*** RECORDED DATA

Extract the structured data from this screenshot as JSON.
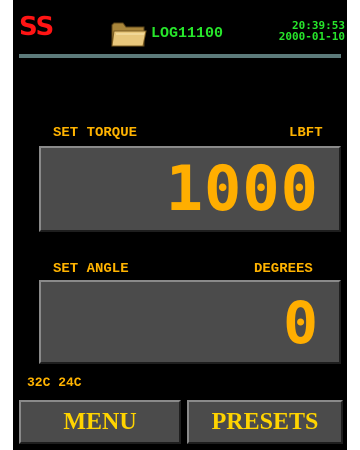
{
  "header": {
    "brand": "SS",
    "folder_icon": "folder-icon",
    "log_name": "LOG11100",
    "time": "20:39:53",
    "date": "2000-01-10"
  },
  "torque": {
    "label": "SET TORQUE",
    "unit": "LBFT",
    "value": "1000"
  },
  "angle": {
    "label": "SET ANGLE",
    "unit": "DEGREES",
    "value": "0"
  },
  "status": {
    "temps": "32C 24C"
  },
  "buttons": {
    "menu": "MENU",
    "presets": "PRESETS"
  },
  "colors": {
    "brand": "#ff1414",
    "header_text": "#27e62b",
    "label": "#ffb300",
    "value": "#ffae00",
    "button_text": "#ffd400",
    "panel": "#4b4b4b",
    "background": "#000000"
  }
}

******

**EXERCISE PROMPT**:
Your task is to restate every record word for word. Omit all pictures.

**ANSWER BOX**:
Extract the structured data from this screenshot as JSON.
{
  "header": {
    "brand": "SS",
    "folder_icon": "folder-icon",
    "log_name": "LOG11100",
    "time": "20:39:53",
    "date": "2000-01-10"
  },
  "torque": {
    "label": "SET TORQUE",
    "unit": "LBFT",
    "value": "1000"
  },
  "angle": {
    "label": "SET ANGLE",
    "unit": "DEGREES",
    "value": "0"
  },
  "status": {
    "temps": "32C 24C"
  },
  "buttons": {
    "menu": "MENU",
    "presets": "PRESETS"
  },
  "colors": {
    "brand": "#ff1414",
    "header_text": "#27e62b",
    "label": "#ffb300",
    "value": "#ffae00",
    "button_text": "#ffd400",
    "panel": "#4b4b4b",
    "background": "#000000"
  }
}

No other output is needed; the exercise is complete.